The definition of ‘Terrible Twos’ (according to the internet) is “a period in a child’s social development - typically around the age of two years - which is associated with very defiant or unruly behaviour.” Translation (according to me) ‘the point where your beautiful and charming child periodically morphs into the lovechild of Bielzibub and the Tasmanian Devil and wants you, his parent, to suffer.” When they happen at home, it’s bad, but bearable. But when they happen in public, like, say a supermarket (the scene of many a tantrum-based crime) or a restaurant, you instantly wish the ground would swallow you (or preferably them) whole.

I experienced such a stramash when I took him for lunch recently and he chose macaroni cheese, but when said macaroni cheese was placed in front of him immediately broke down in tears and screamed something about ‘needing pizza’.

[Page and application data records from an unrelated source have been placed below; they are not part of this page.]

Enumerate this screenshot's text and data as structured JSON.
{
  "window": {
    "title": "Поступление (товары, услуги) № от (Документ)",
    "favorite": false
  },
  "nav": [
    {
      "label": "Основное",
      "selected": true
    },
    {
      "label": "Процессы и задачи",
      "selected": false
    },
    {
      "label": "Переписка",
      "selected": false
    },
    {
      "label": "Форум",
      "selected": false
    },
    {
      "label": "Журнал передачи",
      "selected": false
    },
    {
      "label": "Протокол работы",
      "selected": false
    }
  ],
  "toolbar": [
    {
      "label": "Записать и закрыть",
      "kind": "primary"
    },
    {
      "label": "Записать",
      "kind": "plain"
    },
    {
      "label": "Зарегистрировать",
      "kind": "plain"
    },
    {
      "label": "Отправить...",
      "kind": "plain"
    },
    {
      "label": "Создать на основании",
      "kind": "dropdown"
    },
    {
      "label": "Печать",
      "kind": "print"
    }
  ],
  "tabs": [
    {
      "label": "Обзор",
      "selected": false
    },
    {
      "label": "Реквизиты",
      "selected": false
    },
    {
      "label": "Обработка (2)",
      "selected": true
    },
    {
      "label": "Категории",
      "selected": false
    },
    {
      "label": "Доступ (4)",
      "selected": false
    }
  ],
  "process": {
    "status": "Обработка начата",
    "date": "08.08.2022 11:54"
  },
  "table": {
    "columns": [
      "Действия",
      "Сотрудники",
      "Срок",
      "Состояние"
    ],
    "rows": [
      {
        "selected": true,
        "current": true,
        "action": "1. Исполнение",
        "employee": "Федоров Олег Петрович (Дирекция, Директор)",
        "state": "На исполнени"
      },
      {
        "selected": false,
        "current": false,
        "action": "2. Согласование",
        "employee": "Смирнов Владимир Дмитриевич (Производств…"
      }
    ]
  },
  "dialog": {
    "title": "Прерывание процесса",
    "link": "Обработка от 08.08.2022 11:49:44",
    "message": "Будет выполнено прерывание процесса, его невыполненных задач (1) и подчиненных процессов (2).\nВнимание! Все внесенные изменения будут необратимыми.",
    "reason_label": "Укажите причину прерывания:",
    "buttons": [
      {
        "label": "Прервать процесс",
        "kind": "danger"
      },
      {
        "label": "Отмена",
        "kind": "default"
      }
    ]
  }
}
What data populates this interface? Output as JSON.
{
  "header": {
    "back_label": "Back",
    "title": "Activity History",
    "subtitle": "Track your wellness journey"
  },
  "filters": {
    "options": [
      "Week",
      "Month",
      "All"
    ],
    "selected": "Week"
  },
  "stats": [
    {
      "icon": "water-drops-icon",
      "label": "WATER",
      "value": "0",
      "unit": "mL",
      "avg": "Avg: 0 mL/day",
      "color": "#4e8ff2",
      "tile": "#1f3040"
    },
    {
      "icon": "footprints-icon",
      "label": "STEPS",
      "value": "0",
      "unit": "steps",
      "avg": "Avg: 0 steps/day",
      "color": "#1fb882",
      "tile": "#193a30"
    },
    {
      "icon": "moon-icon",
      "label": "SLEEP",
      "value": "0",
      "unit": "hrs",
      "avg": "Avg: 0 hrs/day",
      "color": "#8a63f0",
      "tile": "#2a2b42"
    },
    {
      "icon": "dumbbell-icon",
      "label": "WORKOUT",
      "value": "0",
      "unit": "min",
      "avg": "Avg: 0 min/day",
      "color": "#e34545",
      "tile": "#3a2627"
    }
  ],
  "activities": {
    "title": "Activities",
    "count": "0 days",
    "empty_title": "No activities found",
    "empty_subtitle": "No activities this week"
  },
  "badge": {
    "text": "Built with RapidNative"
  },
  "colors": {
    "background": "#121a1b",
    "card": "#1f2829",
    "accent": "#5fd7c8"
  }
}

God, give me strength. (Or at least vodka!) The so-called-experts tell us to keep cool, remain calm and take them to a ‘quiet place’.

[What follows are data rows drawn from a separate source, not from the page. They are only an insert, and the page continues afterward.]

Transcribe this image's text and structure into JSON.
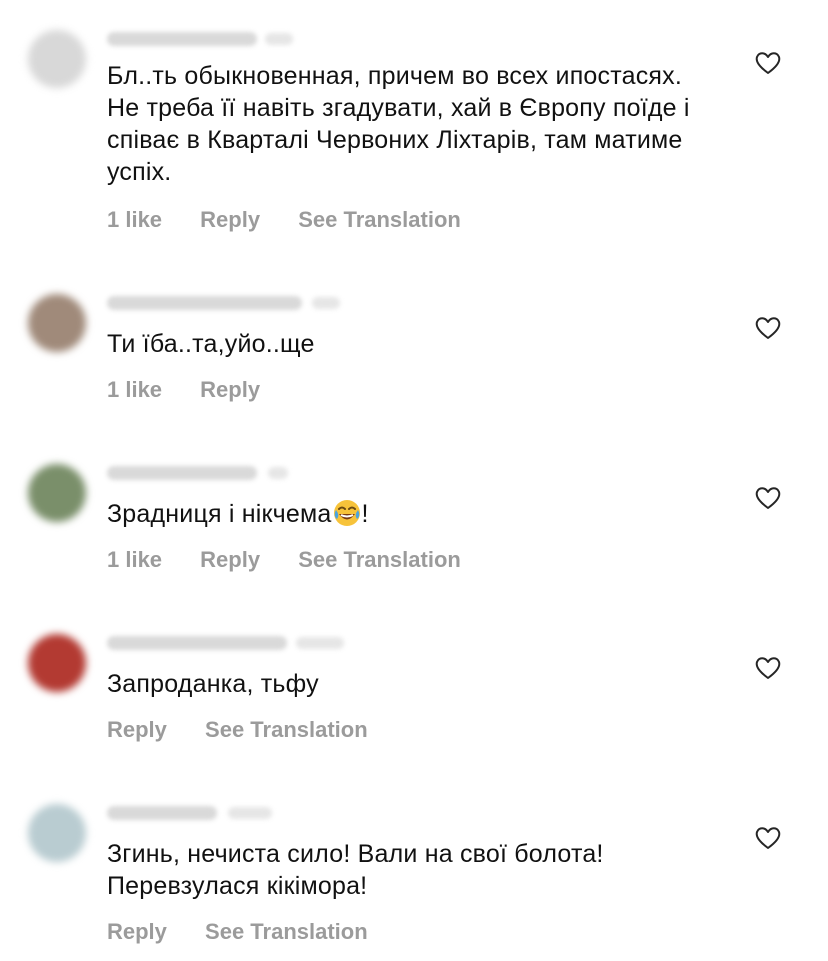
{
  "comments": [
    {
      "text": "Бл..ть обыкновенная, причем во всех ипостасях. Не треба її навіть згадувати, хай в Європу поїде і співає в Кварталі Червоних Ліхтарів, там матиме успіх.",
      "likes": "1 like",
      "reply": "Reply",
      "translate": "See Translation",
      "avatar_color": "#d8d8d8"
    },
    {
      "text": "Ти їба..та,уйо..ще",
      "likes": "1 like",
      "reply": "Reply",
      "avatar_color": "#a08a7a"
    },
    {
      "text": "Зрадниця і нікчема",
      "text_suffix": "!",
      "emoji": "face-with-tears-of-joy",
      "likes": "1 like",
      "reply": "Reply",
      "translate": "See Translation",
      "avatar_color": "#7a8f6a"
    },
    {
      "text": "Запроданка, тьфу",
      "reply": "Reply",
      "translate": "See Translation",
      "avatar_color": "#b33a32"
    },
    {
      "text": "Згинь, нечиста сило! Вали на свої болота! Перевзулася кікімора!",
      "reply": "Reply",
      "translate": "See Translation",
      "avatar_color": "#b9ccd1"
    }
  ],
  "icons": {
    "like": "heart-outline-icon"
  }
}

According to you should: “Start by removing your toddler from the situation by picking him up and taking him to a quiet place such as the car or the bathroom. Hug him until the tantrum stops and provide guidance as you would at home.

Do not give in to your child’s demands.” Firstly, this place was quiet until he went bananas.

Secondly, if I hug him there’s a good chance I’m losing an eye.

Provide guidance? I’d love to but his deafening shrieks have burst every eardrum in the place - including his own so the chances of him hearing my ‘guidance’, let alone taking it on board, is nil.

A short - but tense standoff ensued and, while I’m not claiming a complete victory, I do take solace in the fact that he didn’t get pizza and made do with his macaroni.

But he wasn’t done. A short stroll along the harbourside to our local ice cream shop produced unprovoked tantrum number 365 of that day.

The catalyst? Getting the flavour of ice cream he asked for. He chose chocolate and to his abject horror, he was given chocolate. Obviously this distressing turn of events was my fault. I should have known that when he chose chocolate, what he actually meant was raspberry ripple - or “the pink one”.

An explosion of furious screaming commenced. His face went a livid shade of purple and he reached a crescendo - just as I reached my limit and evicted him.

Despite his protests he was ushered out the shop - icecreamless - by an exasperated me.

There seems to be very little - or most of the time no - rhyme or reason to his extreme mood swings.

According to experts: “Temper tantrums often take place when your child is hungry, tired, bored, or feeling overwhelmed,” or in Sonny’s case, when he’s awake,breathing, moving, sitting, standing, eating , drinking, busy, calm or happy.

Always a pleasure.